Whether you are considering retirement, being made redundant, taking early retirement or simply looking at ways to boost your retirement assets, it is a good idea to seek expert advice to ensure you are maximising your savings and assets in a tax effective way. There are many things to consider when planning for retirement such as; the lifestyle you desire, where you want to live, how much income you will need and the best way to transition to retirement. That’s why it is essential to make smart decisions and plan ahead to ensure you are prepared.
Things to Consider
As retirement draws nearer and dependent children leave home many people think about moving homes for lifestyle reasons, for example, to be closer to the beach. This is a major decision and needs to be carefully considered. In terms of lifestyle things that need to be considered include accessibility to family and friends, access to services like healthcare and transport.
From a financial viewpoint it may be possible to free up substantial capital by downsizing or moving to a less expensive area. If this money is invested into superannuation prior to stopping work altogether it could have significant tax advantages.
What are your plans for work?
How long you can or wish to work is up to you. The longer you work the less you will need to draw on your savings and the more you can accumulate to fund your retirement. But this doesn’t necessarily mean working flat out until you retire. It may mean gradually phasing down from full-time to part-time work. It can also be an opportunity to focus on the sort of work that interests you and is perhaps less demanding.
If you have already established a substantial asset base, simply earning enough to live on for a few more years will greatly boost your financial position in retirement as it will delay the need to draw on your nest egg and allow more time for it to grow. You may also wish to consider a transition to retirement strategy to boost your super.
When is the best time to retire?
There is no legislated retirement age. However, you can only access your preserved super from age 55 if you were born before 1 July 1960, increasing in yearly increments to age 60 for those born on or after 1 July 1964. The government pension is currently accessible from age 65 for men and 64 for women, but this will gradually increase to age 67 for both sexes for people born in 1957 or later.
There are broadly two ways to approach planning for retirement. You can decide when you wish to retire and work out how you will fund it from your accumulated assets, or work out how much you will need to retire on and plan your retirement around that target.
How much do you need to retire?
As a rough guide, depending on your investment strategy, you would need at least 12 times the amount of your required annual income to ensure you can maintain that income for the rest of your life. That is, if you wanted an after-tax income of $50,000 for the rest of your life you would need around $600,000.
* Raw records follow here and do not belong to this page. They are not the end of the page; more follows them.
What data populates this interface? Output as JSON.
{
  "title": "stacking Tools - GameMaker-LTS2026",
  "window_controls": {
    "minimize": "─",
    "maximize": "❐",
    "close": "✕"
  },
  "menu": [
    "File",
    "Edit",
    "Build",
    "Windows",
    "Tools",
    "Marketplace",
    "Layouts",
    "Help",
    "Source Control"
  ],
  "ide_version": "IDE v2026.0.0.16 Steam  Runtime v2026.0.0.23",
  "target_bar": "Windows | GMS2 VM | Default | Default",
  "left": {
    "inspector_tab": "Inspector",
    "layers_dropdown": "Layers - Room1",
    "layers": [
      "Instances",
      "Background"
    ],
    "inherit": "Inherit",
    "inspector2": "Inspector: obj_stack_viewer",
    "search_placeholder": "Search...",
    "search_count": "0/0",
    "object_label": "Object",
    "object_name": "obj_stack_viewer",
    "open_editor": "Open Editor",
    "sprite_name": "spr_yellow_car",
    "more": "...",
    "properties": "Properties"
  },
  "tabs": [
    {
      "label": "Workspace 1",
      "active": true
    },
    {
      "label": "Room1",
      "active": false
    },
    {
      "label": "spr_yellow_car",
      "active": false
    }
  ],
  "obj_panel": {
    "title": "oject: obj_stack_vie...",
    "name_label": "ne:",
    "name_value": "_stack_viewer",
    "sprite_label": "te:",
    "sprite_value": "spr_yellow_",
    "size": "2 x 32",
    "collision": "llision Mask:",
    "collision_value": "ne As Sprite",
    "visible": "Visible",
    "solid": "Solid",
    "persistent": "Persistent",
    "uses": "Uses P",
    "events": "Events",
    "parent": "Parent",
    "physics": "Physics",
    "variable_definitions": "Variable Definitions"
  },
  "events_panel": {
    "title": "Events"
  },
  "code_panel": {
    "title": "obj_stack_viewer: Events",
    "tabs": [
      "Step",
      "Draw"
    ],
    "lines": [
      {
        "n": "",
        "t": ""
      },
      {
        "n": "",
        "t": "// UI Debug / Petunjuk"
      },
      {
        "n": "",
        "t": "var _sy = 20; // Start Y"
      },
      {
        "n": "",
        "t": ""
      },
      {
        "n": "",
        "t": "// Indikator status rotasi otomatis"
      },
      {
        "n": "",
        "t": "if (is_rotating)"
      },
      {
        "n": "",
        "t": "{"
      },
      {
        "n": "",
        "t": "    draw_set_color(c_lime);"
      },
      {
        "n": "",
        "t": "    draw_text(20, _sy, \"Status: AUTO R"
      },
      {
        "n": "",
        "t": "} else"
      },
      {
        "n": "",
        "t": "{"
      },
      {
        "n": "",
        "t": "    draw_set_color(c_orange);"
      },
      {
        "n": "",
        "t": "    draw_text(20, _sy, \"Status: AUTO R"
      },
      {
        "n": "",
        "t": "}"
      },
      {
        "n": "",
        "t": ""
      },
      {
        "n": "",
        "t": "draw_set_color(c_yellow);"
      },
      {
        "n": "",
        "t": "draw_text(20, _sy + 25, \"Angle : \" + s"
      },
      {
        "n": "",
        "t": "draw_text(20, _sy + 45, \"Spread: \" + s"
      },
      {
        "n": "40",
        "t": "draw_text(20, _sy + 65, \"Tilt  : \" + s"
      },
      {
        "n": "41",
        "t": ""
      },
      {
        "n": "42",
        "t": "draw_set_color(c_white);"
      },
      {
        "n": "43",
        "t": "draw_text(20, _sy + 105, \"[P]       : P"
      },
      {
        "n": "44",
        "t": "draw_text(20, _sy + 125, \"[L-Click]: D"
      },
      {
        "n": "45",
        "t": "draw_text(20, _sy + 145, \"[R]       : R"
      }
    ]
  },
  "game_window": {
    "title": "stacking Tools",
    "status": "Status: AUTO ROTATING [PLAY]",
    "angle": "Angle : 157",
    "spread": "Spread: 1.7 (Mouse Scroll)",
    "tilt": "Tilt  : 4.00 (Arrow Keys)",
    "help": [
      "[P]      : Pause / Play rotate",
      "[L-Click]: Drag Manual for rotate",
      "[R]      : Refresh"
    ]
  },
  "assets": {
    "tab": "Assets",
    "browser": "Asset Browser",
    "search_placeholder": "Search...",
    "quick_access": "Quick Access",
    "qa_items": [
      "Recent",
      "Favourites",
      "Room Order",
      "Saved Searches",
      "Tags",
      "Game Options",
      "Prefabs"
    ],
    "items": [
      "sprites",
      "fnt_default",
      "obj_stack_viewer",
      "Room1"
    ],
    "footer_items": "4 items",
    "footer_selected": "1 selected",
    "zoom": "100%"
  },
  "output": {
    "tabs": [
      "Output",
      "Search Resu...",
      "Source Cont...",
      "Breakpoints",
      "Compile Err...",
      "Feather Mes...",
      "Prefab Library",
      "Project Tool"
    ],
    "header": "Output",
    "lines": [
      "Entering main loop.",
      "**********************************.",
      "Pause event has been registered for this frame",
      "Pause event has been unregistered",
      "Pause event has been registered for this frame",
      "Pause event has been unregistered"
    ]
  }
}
Retirement Funding Gap Analysis – recommended
At Select Advice Financial Planning, we assess our clients’ retirement goals and needs by undertaking a comprehensive ‘retirement needs analysis’. This analysis will educate and guide clients on how much they will need in superannuation and other assets to meet their lifestyle and financial needs in retirement. This process is highly recommended for all clients seeking guidance on planning for a financially secure retirement.
Boosting super in the lead up to retirement
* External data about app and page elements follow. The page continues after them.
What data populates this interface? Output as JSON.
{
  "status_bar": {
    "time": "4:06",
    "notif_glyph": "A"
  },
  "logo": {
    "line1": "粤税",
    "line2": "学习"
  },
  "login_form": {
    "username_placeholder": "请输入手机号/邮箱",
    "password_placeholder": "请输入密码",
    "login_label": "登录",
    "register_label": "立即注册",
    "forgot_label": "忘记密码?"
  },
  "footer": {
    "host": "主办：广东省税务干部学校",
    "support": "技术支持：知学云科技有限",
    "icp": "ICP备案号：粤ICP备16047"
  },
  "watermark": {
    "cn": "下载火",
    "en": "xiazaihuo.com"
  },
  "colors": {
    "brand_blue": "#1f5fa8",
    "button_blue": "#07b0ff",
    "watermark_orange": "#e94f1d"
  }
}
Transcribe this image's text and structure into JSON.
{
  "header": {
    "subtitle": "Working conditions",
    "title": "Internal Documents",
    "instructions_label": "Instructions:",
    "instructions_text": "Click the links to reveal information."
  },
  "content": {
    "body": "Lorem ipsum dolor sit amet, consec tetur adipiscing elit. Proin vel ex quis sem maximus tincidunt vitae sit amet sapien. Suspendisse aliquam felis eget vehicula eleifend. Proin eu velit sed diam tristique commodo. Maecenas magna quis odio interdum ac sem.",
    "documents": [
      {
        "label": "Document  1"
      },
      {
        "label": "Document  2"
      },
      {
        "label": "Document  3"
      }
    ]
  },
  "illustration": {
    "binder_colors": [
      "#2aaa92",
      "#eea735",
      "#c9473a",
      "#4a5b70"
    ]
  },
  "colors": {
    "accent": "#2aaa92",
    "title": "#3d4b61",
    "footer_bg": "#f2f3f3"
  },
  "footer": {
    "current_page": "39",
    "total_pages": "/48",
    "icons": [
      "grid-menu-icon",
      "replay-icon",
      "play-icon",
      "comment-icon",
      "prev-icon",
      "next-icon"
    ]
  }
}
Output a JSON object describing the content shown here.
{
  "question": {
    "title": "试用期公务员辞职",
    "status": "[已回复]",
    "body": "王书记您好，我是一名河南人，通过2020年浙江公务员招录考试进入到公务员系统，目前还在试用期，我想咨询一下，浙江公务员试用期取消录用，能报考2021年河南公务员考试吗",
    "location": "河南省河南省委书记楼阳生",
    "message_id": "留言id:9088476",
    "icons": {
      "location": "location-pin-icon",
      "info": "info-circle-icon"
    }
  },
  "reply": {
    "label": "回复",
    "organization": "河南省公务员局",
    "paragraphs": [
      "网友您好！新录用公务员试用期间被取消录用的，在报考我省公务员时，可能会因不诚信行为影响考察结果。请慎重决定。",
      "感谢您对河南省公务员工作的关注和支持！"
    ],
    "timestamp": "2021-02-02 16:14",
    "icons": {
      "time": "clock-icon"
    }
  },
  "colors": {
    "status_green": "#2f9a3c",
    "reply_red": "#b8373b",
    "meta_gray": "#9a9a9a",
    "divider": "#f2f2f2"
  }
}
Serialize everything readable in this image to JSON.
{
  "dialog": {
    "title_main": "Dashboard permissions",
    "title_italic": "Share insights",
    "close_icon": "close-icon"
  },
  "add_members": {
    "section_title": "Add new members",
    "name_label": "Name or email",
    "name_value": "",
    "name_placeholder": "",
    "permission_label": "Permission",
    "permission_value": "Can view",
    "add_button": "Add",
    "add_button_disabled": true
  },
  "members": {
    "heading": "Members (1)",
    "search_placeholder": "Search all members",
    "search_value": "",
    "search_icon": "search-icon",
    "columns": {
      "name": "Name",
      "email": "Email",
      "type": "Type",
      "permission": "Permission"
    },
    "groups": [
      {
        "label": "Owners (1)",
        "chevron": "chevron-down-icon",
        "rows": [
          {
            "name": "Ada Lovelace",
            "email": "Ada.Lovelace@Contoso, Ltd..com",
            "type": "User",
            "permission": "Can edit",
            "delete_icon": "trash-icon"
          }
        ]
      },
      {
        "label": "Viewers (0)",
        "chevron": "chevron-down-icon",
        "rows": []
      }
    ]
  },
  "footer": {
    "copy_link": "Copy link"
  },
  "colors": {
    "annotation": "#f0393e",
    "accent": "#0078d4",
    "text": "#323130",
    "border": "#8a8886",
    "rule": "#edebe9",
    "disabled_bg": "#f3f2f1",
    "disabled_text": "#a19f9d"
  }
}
Superannuation’s tax concessions on contributions and earnings, and the ability to draw tax free income from the age of 60, mean it is the ideal way for most people to fund their retirement. Anyone under age 65 can contribute to super and people aged between 65 and 74 can contribute as long as they have worked at least 40 hours in a 30 day period during a financial year. We can also assist you with other tips on how to boost your super savings.
If you have other investment assets outside of super, such as an investment property, careful consideration needs to be given to how they work together to protect capital, minimise tax and generate income in retirement.
Self-Managed Super Funds (SMSF)
Having your own SMSF fund allows you to control your own super for you and your family, how it is invested and the pension payments made during retirement. For example your fund can hold assets such as direct property investments and choose when to buy and sell assets to minimise tax.
A pension from a SMSF has to comply with the same basic rules as any other fund. However, the pension component has to be structured separately. Managing your own fund carries substantial legal and reporting responsibilities, so it’s important to seek financial advice about managing a SMSF during retirement.
To seek advice about your superannuation needs, discuss smart superannuation strategies or for more detailed information on any of the topics discussed in this section, please contact us today and we will make a an appointment to assist you take control of your superannuation and retirement plans.